Bullying and ADHD: A Common and Unfortunate Combination
By Mandy Zhang
According to a study from the Journal of Attention Disorders, children with ADHD experience a significant risk of being a victim of bullying, being a bully, or both. In this blog we explore some symptoms of ADHD as well as the common relationship it has with bullying.
ADHD is short for Attention Deficit Hyper-Activity Disorder, a mental disorder characterized by developmentally inappropriate levels of inattention and/or hyperactive-impulsive behavior.
To be diagnosed, the condition must cause significant impairment in at least two settings, usually at home and at school. Here are some common signs and symptoms of ADHD:
- Struggles with attention to details or making mistakes in schoolwork or other activities.
- Difficulty sustaining attention in tasks or play activities.
- Appearing not to listen when addressed.
- Failing to follow instructions and to finish schoolwork, chores, etc.
- Avoiding or reluctantly engaging in tasks that require sustained mental effort.
- Often loses items necessary for tasks or activities such as books, tools, keys, etc.
- Often forgetful in daily activities.
Hyperactive and Impulsive behavior:
- Excessive fidgeting with hands or feet or squirming in seats.
- Leaving seat often at inappropriate times.
- Running or climbing at inappropriate times.
- Often unable to play or engage in leisure activities quietly.
- Often talks excessively
- Answering a question before the speaker has finished.
- Difficulty waiting for their turn.
- Interrupting or intruding on others at inappropriate times.
Bullying is not just kids being kids. Bullying can be physical, verbal, and social, and often results in emotional damage.
We all have intuitions about bullying, but you might not know all the characteristics and assessment criteria of bullying.
Here are three ways to assess behavior for bullying:
- There is an imbalance of power. Bullies often use their power to control or harm others, and those being bullied may have a hard time defending themselves.
- There is intent to cause harm. Actions by bullies are meant to hurt others, either physically or mentally.
- There is a repetition of the behavior. Often, bullying is aimed at the same person over and over again by the same bullies.
Unfortunately, it is common for children with ADHD to experience bullying. It is vital to know tips to help your child with ADHD due to their increased risk of being bullied or bullying others. A lack of proper social skills in children with ADHD is often at the heart of unwanted attention from bullies. Helping your child avoid bullies through improved social skills can be just as effective as teaching them strategies to address bullying. Below are 6 tips to help your child improve social interactions and avoid bullies (ADDitude Magazine):

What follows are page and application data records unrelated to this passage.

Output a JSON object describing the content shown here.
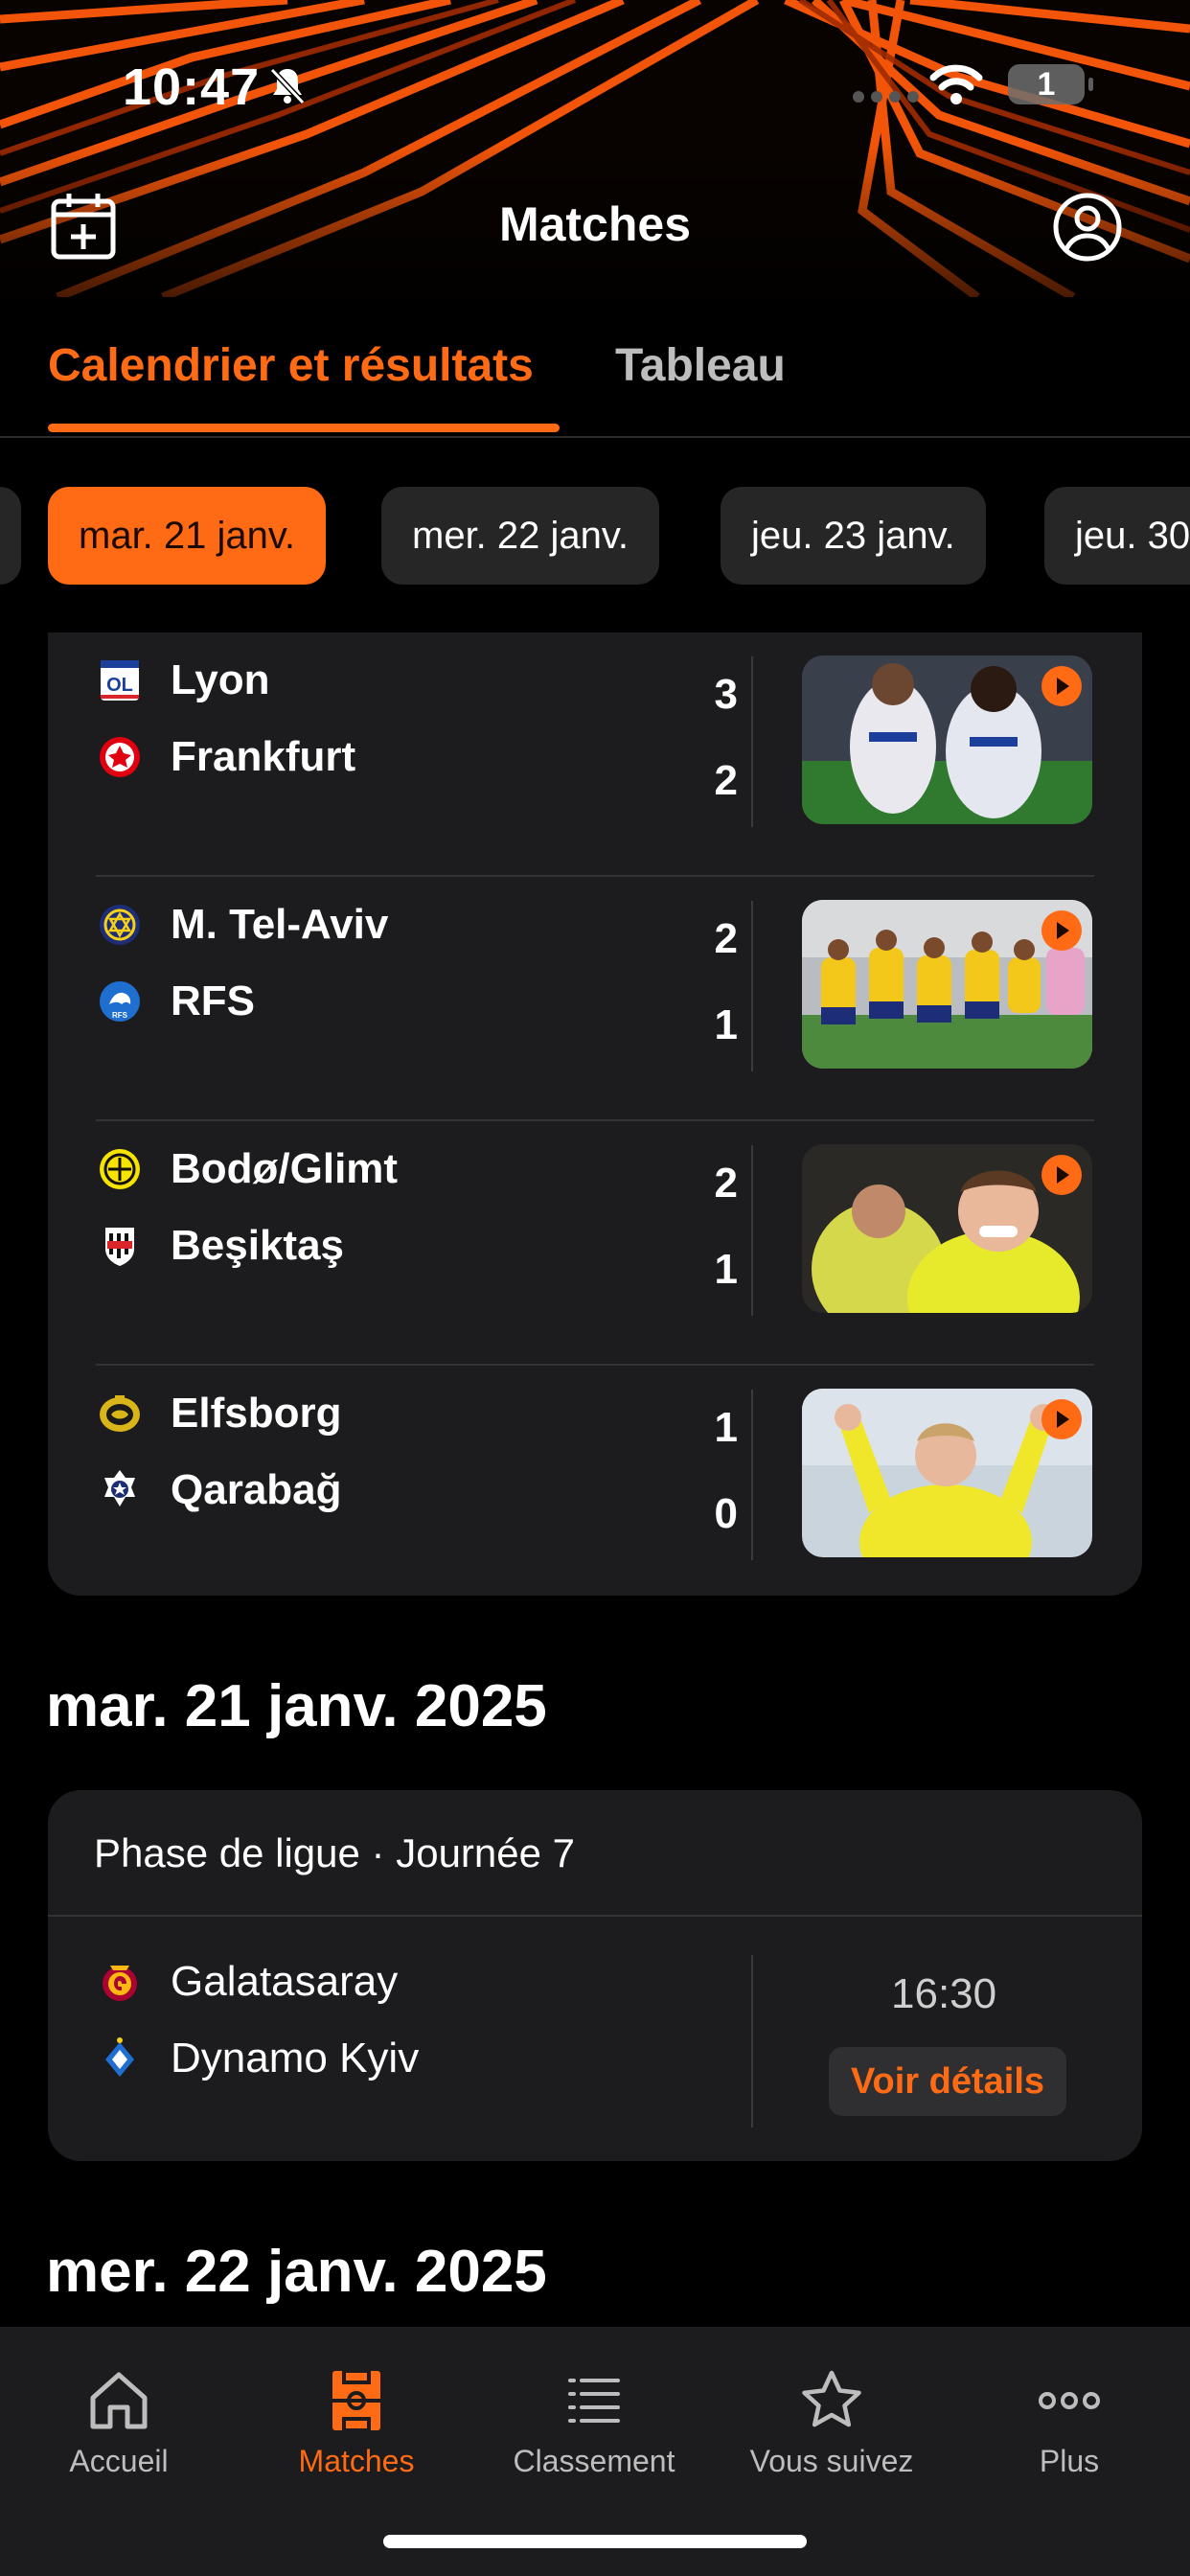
{
  "status_bar": {
    "time": "10:47",
    "battery": "1"
  },
  "header": {
    "title": "Matches"
  },
  "tabs": [
    {
      "label": "Calendrier et résultats",
      "active": true
    },
    {
      "label": "Tableau",
      "active": false
    }
  ],
  "date_chips": [
    {
      "label": "mar. 21 janv.",
      "active": true
    },
    {
      "label": "mer. 22 janv.",
      "active": false
    },
    {
      "label": "jeu. 23 janv.",
      "active": false
    },
    {
      "label": "jeu. 30 janv.",
      "active": false
    }
  ],
  "results": [
    {
      "home": "Lyon",
      "away": "Frankfurt",
      "home_score": "3",
      "away_score": "2"
    },
    {
      "home": "M. Tel-Aviv",
      "away": "RFS",
      "home_score": "2",
      "away_score": "1"
    },
    {
      "home": "Bodø/Glimt",
      "away": "Beşiktaş",
      "home_score": "2",
      "away_score": "1"
    },
    {
      "home": "Elfsborg",
      "away": "Qarabağ",
      "home_score": "1",
      "away_score": "0"
    }
  ],
  "day1": {
    "heading": "mar. 21 janv. 2025",
    "phase": "Phase de ligue · Journée 7",
    "fixture": {
      "home": "Galatasaray",
      "away": "Dynamo Kyiv",
      "time": "16:30",
      "details_label": "Voir détails"
    }
  },
  "day2": {
    "heading": "mer. 22 janv. 2025"
  },
  "bottom_nav": [
    {
      "label": "Accueil",
      "icon": "home-icon",
      "active": false
    },
    {
      "label": "Matches",
      "icon": "pitch-icon",
      "active": true
    },
    {
      "label": "Classement",
      "icon": "list-icon",
      "active": false
    },
    {
      "label": "Vous suivez",
      "icon": "star-icon",
      "active": false
    },
    {
      "label": "Plus",
      "icon": "more-icon",
      "active": false
    }
  ],
  "colors": {
    "accent": "#ff6a14",
    "card": "#1c1c1e",
    "background": "#000000"
  }
}
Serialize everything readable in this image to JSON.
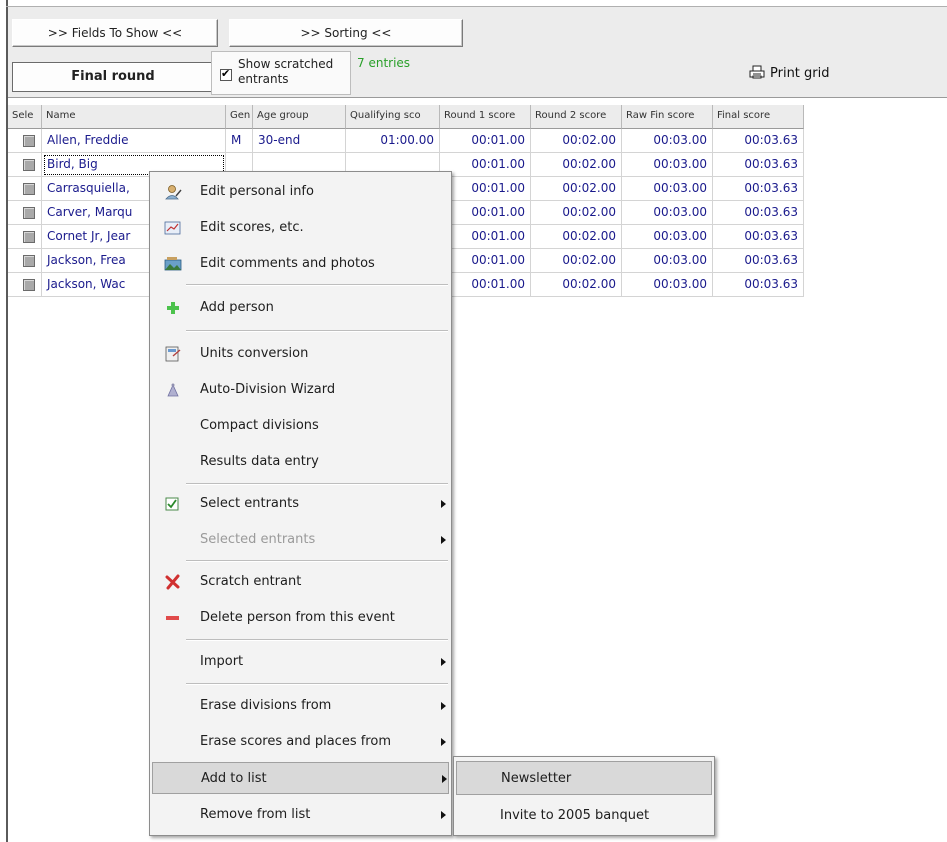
{
  "toolbar": {
    "fields_button": ">> Fields To Show <<",
    "sorting_button": ">> Sorting <<",
    "round_button": "Final round",
    "show_scratched_label": "Show scratched entrants",
    "show_scratched_checked": true,
    "entries": "7 entries",
    "print_grid": "Print grid"
  },
  "grid": {
    "columns": [
      "Sele",
      "Name",
      "Gen",
      "Age group",
      "Qualifying sco",
      "Round 1 score",
      "Round 2 score",
      "Raw Fin score",
      "Final score"
    ],
    "rows": [
      {
        "name": "Allen, Freddie",
        "gender": "M",
        "age_group": "30-end",
        "qualifying": "01:00.00",
        "round1": "00:01.00",
        "round2": "00:02.00",
        "raw_fin": "00:03.00",
        "final": "00:03.63"
      },
      {
        "name": "Bird, Big",
        "gender": "",
        "age_group": "",
        "qualifying": "",
        "round1": "00:01.00",
        "round2": "00:02.00",
        "raw_fin": "00:03.00",
        "final": "00:03.63"
      },
      {
        "name": "Carrasquiella,",
        "gender": "",
        "age_group": "",
        "qualifying": "",
        "round1": "00:01.00",
        "round2": "00:02.00",
        "raw_fin": "00:03.00",
        "final": "00:03.63"
      },
      {
        "name": "Carver, Marqu",
        "gender": "",
        "age_group": "",
        "qualifying": "",
        "round1": "00:01.00",
        "round2": "00:02.00",
        "raw_fin": "00:03.00",
        "final": "00:03.63"
      },
      {
        "name": "Cornet Jr, Jear",
        "gender": "",
        "age_group": "",
        "qualifying": "",
        "round1": "00:01.00",
        "round2": "00:02.00",
        "raw_fin": "00:03.00",
        "final": "00:03.63"
      },
      {
        "name": "Jackson, Frea",
        "gender": "",
        "age_group": "",
        "qualifying": "",
        "round1": "00:01.00",
        "round2": "00:02.00",
        "raw_fin": "00:03.00",
        "final": "00:03.63"
      },
      {
        "name": "Jackson, Wac",
        "gender": "",
        "age_group": "",
        "qualifying": "",
        "round1": "00:01.00",
        "round2": "00:02.00",
        "raw_fin": "00:03.00",
        "final": "00:03.63"
      }
    ]
  },
  "context_menu": {
    "edit_personal_info": "Edit personal info",
    "edit_scores": "Edit scores, etc.",
    "edit_comments": "Edit comments and photos",
    "add_person": "Add person",
    "units_conversion": "Units conversion",
    "auto_division": "Auto-Division Wizard",
    "compact_divisions": "Compact divisions",
    "results_entry": "Results data entry",
    "select_entrants": "Select entrants",
    "selected_entrants": "Selected entrants",
    "scratch_entrant": "Scratch entrant",
    "delete_person": "Delete person from this event",
    "import": "Import",
    "erase_divisions": "Erase divisions from",
    "erase_scores": "Erase scores and places from",
    "add_to_list": "Add to list",
    "remove_from_list": "Remove from list"
  },
  "submenu": {
    "newsletter": "Newsletter",
    "invite": "Invite to 2005 banquet"
  }
}
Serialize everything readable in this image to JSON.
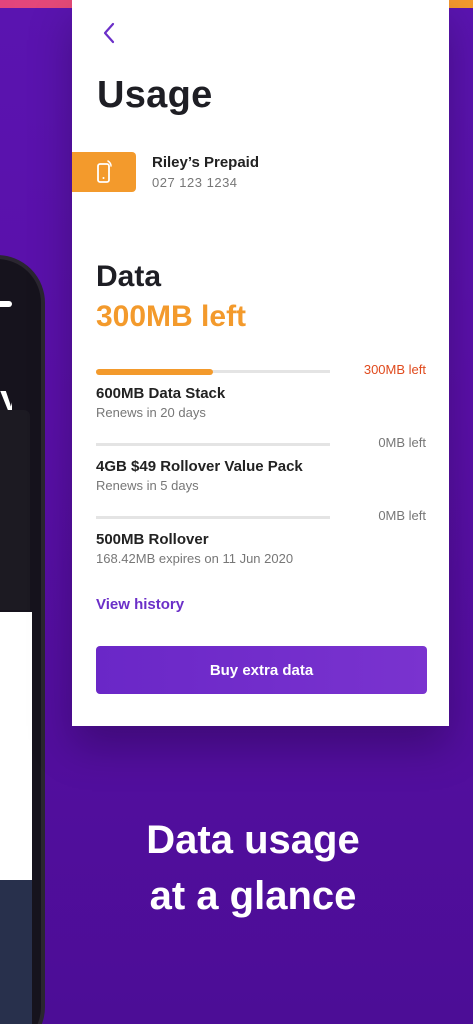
{
  "header": {
    "title": "Usage",
    "back_icon": "chevron-left-icon"
  },
  "account": {
    "icon": "phone-icon",
    "name": "Riley’s Prepaid",
    "number": "027 123 1234"
  },
  "data": {
    "heading": "Data",
    "remaining": "300MB left",
    "items": [
      {
        "name": "600MB Data Stack",
        "sub": "Renews in 20 days",
        "remaining": "300MB left",
        "fraction_remaining": 0.5
      },
      {
        "name": "4GB $49 Rollover Value Pack",
        "sub": "Renews in 5 days",
        "remaining": "0MB left",
        "fraction_remaining": 0
      },
      {
        "name": "500MB Rollover",
        "sub": "168.42MB expires on 11 Jun 2020",
        "remaining": "0MB left",
        "fraction_remaining": 0
      }
    ]
  },
  "actions": {
    "view_history": "View history",
    "buy_extra": "Buy extra data"
  },
  "tagline": {
    "line1": "Data usage",
    "line2": "at a glance"
  },
  "colors": {
    "accent_orange": "#f39a2c",
    "accent_purple": "#6b2fc8",
    "alert_red": "#e04a1d",
    "background_purple": "#5a14b0"
  }
}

- If your child has been diagnosed with ADHD, explain it to them in a child-friendly manner, and tell them that it is okay, and there’s nothing “wrong” with them. Then evaluate how aware your child is of their social behaviors including their words and actions.
- Encourage your child to recall what was happening right before the bullying started. Doing this will help your child recognize behaviors that may have triggered the bully. Then, ask your child what they might do differently next time to avoid it. By becoming more aware of the trigger, children will find it easier to change their behavior and develop proper social skills.
- Equip your child with language tools to defuse the bully. Bullies love arguments, so deflating the argument can take the wind out of their sails. For example, your child might say with a smile, “Okay, you’re the winner. I lose, you win.” However, if your child is struggling with feelings of “being a loser” or letting other people win, more education or conversation might be needed.
- Take a video of your child during play dates and then play the recording back for them. You can collaborate with your child to see what social behaviors they may need to change and why. A little role-play could be helpful here!
- Because bullying often occurs during sports activities, especially team sports, it may be helpful for a child with ADHD to start with individual sports first, such as skiing, bike riding, skateboarding, etc. One of the biggest components of brain development is body coordination. Sports can help your child build strength and confidence.
- Patience, patience, patience. Many children with ADHD have unusual talents, so let’s be patient parents to help our children explore and develop these gifts. We need to trust our children and provide them with our patience and support, so that they can have a nurturing space to develop their skills.
We hope these tips are helpful to parenting your child with ADHD combat bullying. If you find you need extra support, we are always here to provide assistance to you and your children. It is never too late to ask for help!